|US20040015469||Jul 19, 2002||Jan 22, 2004||International Business Machines Corporation||Data-space tracking with index data-spaces and data data-spaces|
|US20050251523 *||May 7, 2004||Nov 10, 2005||Oracle International Corporation||Minimizing downtime for application changes in database systems|
|WO2002098048A2||May 31, 2002||Dec 5, 2002||Computer Associates Think, Inc.||A method and system for online reorganization of databases|
|WO2003009180A2||Jul 18, 2002||Jan 30, 2003||Computer Associates Think, Inc||Method and system for reorganizing a tablespace in a database|
|1||"Online Reorg," <http://www.alancsmith.co.uk/db2/olro/onlinero.html>.|
|2||"Technique to Allow DB2 Utilities and Commands to Run While SQL Applications have a Table Space Locked," IBM Technical Disclosure Bulletin, V36, N9A, Sep. 1993, pp. 499-501.|

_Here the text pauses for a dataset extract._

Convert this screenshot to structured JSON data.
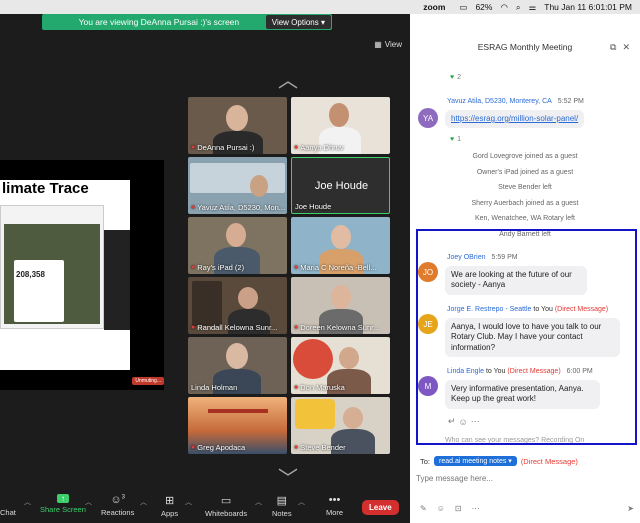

|3||*||Database Reorganization-Principles and Practices, Sockut, Gary H. and Goldberg, Robert P., Computing Surveys, vol. 11, No. 4, Dec. 1979, pp. 371-395.|
|4||*||'DB2 Universal Database Performance Turning', by Schiefer et al, Bulletin of the Technical Committee on Data Engineering, Jun. 1999, vol. 22, No. 2, IEEE Computer Society, pp. 12-19.|
|Citing Patent||Filing date||Publication date||Applicant||Title|
|US9158798||May 4, 2012||Oct 13, 2015||International Business Machines Corporation||Database large object reorganization|
|US9230011 *||Nov 30, 2012||Jan 5, 2016||Amazon Technologies, Inc.||Index-based querying of archived data sets|
|US9298387||Jul 17, 2013||Mar 29, 2016||International Business Machines Corporation||Recovering from a pending uncompleted reorganization of a data set|
|US9652479||Feb 18, 2016||May 16, 2017||International Business Machines Corporation||Recovering from a pending uncompleted reorganization of a data set|
|U.S. Classification||1/1, 707/999.205, 707/999.102, 707/999.003, 707/999.001, 707/999.1, 707/999.01|
|International Classification||G06F17/30, G06F12/00|
|Cooperative Classification||Y10S707/99931, G06F17/30312, Y10S707/99956, G06F17/30595, Y10S707/99943, Y10S707/99933|
|European Classification||G06F17/30S2, G06F17/30S8R|
|Jan 3, 2005||AS||Assignment|
Owner name: INTERNATIONAL BUSINESS MACHINES CORPORATION, NEW Y
Free format text: ASSIGNMENT OF ASSIGNORS INTEREST;ASSIGNORS:BOWER, FRANK DARL;CORNFORD, ROY J.;CORNWELL, KARELLE LYNNE;AND OTHERS;REEL/FRAME:015505/0062;SIGNING DATES FROM 20041116 TO 20041120
|Jun 18, 2012||REMI||Maintenance fee reminder mailed|
|Sep 28, 2012||SULP||Surcharge for late payment|
|Sep 28, 2012||FPAY||Fee payment|
Year of fee payment: 4
|Jun 17, 2016||REMI||Maintenance fee reminder mailed|
|Nov 4, 2016||LAPS||Lapse for failure to pay maintenance fees|
|Dec 27, 2016||FP||Expired due to failure to pay maintenance fee|
Effective date: 20161104